Task inputs:
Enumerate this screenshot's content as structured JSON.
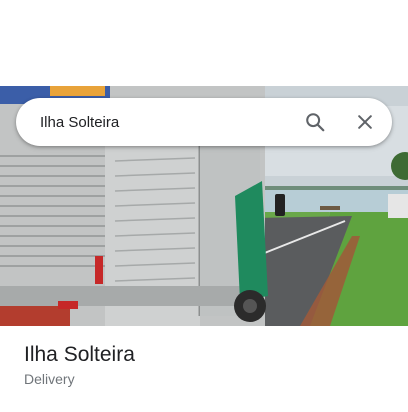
{
  "search": {
    "query": "Ilha Solteira",
    "search_icon": "search-icon",
    "close_icon": "close-icon"
  },
  "photo": {
    "description_icon": "place-photo"
  },
  "place": {
    "title": "Ilha Solteira",
    "category": "Delivery"
  },
  "colors": {
    "truck_cab": "#1f8a5e",
    "grass": "#5fa33f",
    "lake": "#b7cdd6"
  }
}
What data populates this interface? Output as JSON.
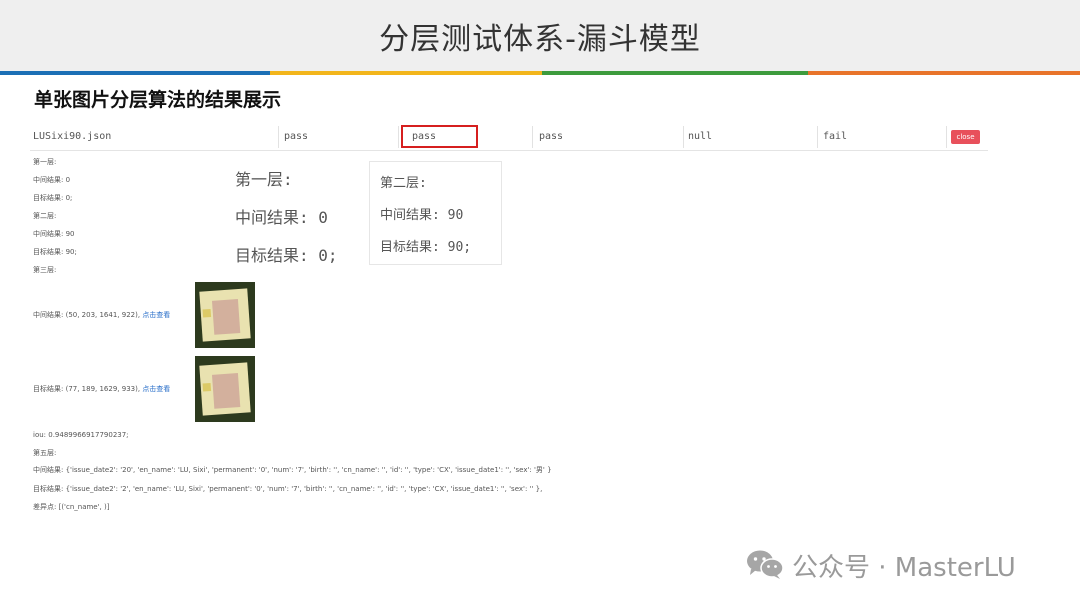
{
  "header": {
    "title": "分层测试体系-漏斗模型"
  },
  "section_title": "单张图片分层算法的结果展示",
  "result_row": {
    "file": "LUSixi90.json",
    "c1": "pass",
    "c2": "pass",
    "c3": "pass",
    "c4": "null",
    "c5": "fail",
    "close_label": "close"
  },
  "small_log": {
    "l1_title": "第一层:",
    "l1_mid": "中间结果: 0",
    "l1_target": "目标结果: 0;",
    "l2_title": "第二层:",
    "l2_mid": "中间结果: 90",
    "l2_target": "目标结果: 90;",
    "l3_title": "第三层:",
    "l3_mid": "中间结果: (50, 203, 1641, 922),",
    "l3_target": "目标结果: (77, 189, 1629, 933),",
    "view_link": "点击查看",
    "iou": "iou: 0.9489966917790237;",
    "l5_title": "第五层:",
    "l5_mid": "中间结果: {'issue_date2': '20',  'en_name': 'LU, Sixi',  'permanent': '0',  'num': '7',  'birth': '',  'cn_name': '',  'id': '',  'type': 'CX',  'issue_date1': '',  'sex': '男' }",
    "l5_target": "目标结果: {'issue_date2': '2',  'en_name': 'LU, Sixi',  'permanent': '0',  'num': '7',  'birth': '',  'cn_name': '',  'id': '',  'type': 'CX',  'issue_date1': '',  'sex': '' },",
    "diff": "差异点: [('cn_name',                 )]"
  },
  "zoom_layer1": {
    "title": "第一层:",
    "mid": "中间结果: 0",
    "target": "目标结果: 0;"
  },
  "zoom_layer2": {
    "title": "第二层:",
    "mid": "中间结果: 90",
    "target": "目标结果: 90;"
  },
  "footer": {
    "text": "公众号 · MasterLU",
    "icon": "wechat-icon"
  },
  "colors": {
    "stripe": [
      "#1b6fb5",
      "#f2b51c",
      "#3d9b3d",
      "#e8732a"
    ],
    "highlight": "#d61f1f",
    "close": "#e8505b",
    "link": "#2a6fc9"
  }
}
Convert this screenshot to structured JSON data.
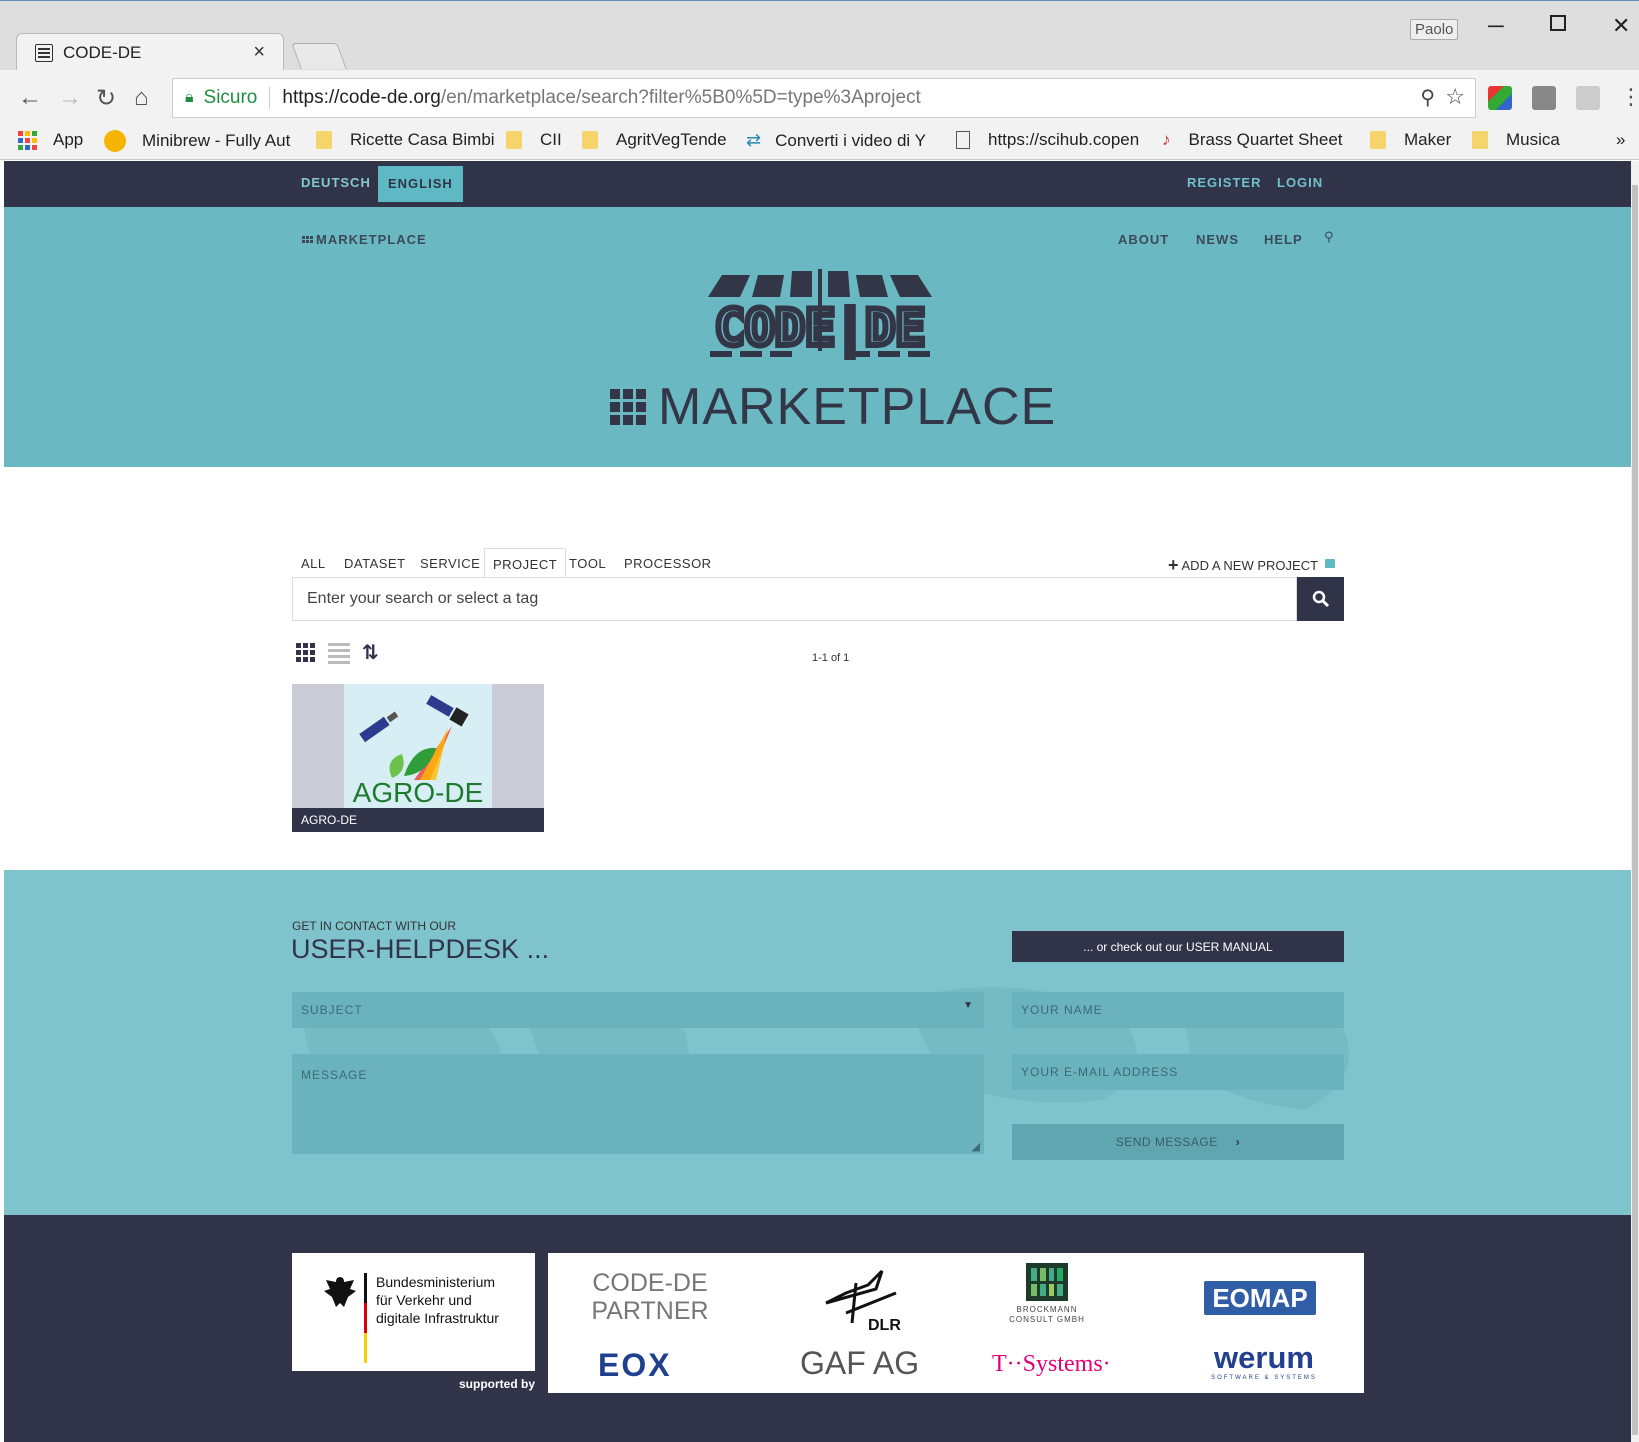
{
  "browser": {
    "tab_title": "CODE-DE",
    "tab_close": "×",
    "user_name": "Paolo",
    "secure_label": "Sicuro",
    "url_host": "https://code-de.org",
    "url_path": "/en/marketplace/search?filter%5B0%5D=type%3Aproject",
    "bookmarks": [
      {
        "label": "App"
      },
      {
        "label": "Minibrew - Fully Aut"
      },
      {
        "label": "Ricette Casa Bimbi"
      },
      {
        "label": "CII"
      },
      {
        "label": "AgritVegTende"
      },
      {
        "label": "Converti i video di Y"
      },
      {
        "label": "https://scihub.copen"
      },
      {
        "label": "Brass Quartet Sheet"
      },
      {
        "label": "Maker"
      },
      {
        "label": "Musica"
      }
    ],
    "bookmarks_more": "»"
  },
  "site": {
    "lang_de": "DEUTSCH",
    "lang_en": "ENGLISH",
    "register": "REGISTER",
    "login": "LOGIN",
    "nav_marketplace": "MARKETPLACE",
    "nav_about": "ABOUT",
    "nav_news": "NEWS",
    "nav_help": "HELP",
    "logo_text": "CODE|DE",
    "hero_title": "MARKETPLACE"
  },
  "search": {
    "filters": [
      {
        "label": "ALL"
      },
      {
        "label": "DATASET"
      },
      {
        "label": "SERVICE"
      },
      {
        "label": "PROJECT"
      },
      {
        "label": "TOOL"
      },
      {
        "label": "PROCESSOR"
      }
    ],
    "active_filter": "PROJECT",
    "add_new": "ADD A NEW PROJECT",
    "placeholder": "Enter your search or select a tag",
    "pager": "1-1 of 1"
  },
  "results": [
    {
      "title": "AGRO-DE",
      "image_text": "AGRO-DE"
    }
  ],
  "helpdesk": {
    "intro": "GET IN CONTACT WITH OUR",
    "title": "USER-HELPDESK ...",
    "manual_button": "... or check out our USER MANUAL",
    "subject_placeholder": "SUBJECT",
    "message_placeholder": "MESSAGE",
    "name_placeholder": "YOUR NAME",
    "email_placeholder": "YOUR E-MAIL ADDRESS",
    "send_button": "SEND MESSAGE"
  },
  "footer": {
    "ministry_line1": "Bundesministerium",
    "ministry_line2": "für Verkehr und",
    "ministry_line3": "digitale Infrastruktur",
    "supported_by": "supported by",
    "partner_label_1": "CODE-DE",
    "partner_label_2": "PARTNER",
    "partners": [
      "DLR",
      "Brockmann Consult GmbH",
      "EOMAP",
      "EOX",
      "GAF AG",
      "T··Systems·",
      "werum"
    ],
    "brockmann_line1": "BROCKMANN",
    "brockmann_line2": "CONSULT GMBH",
    "werum_sub": "SOFTWARE & SYSTEMS"
  },
  "colors": {
    "navy": "#313449",
    "teal": "#6ab8c2",
    "teal_light": "#7fc4cd"
  }
}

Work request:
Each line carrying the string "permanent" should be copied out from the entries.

Output:
    "l5_mid": "中间结果: {'issue_date2': '20',  'en_name': 'LU, Sixi',  'permanent': '0',  'num': '7',  'birth': '',  'cn_name': '',  'id': '',  'type': 'CX',  'issue_date1': '',  'sex': '男' }",
    "l5_target": "目标结果: {'issue_date2': '2',  'en_name': 'LU, Sixi',  'permanent': '0',  'num': '7',  'birth': '',  'cn_name': '',  'id': '',  'type': 'CX',  'issue_date1': '',  'sex': '' },",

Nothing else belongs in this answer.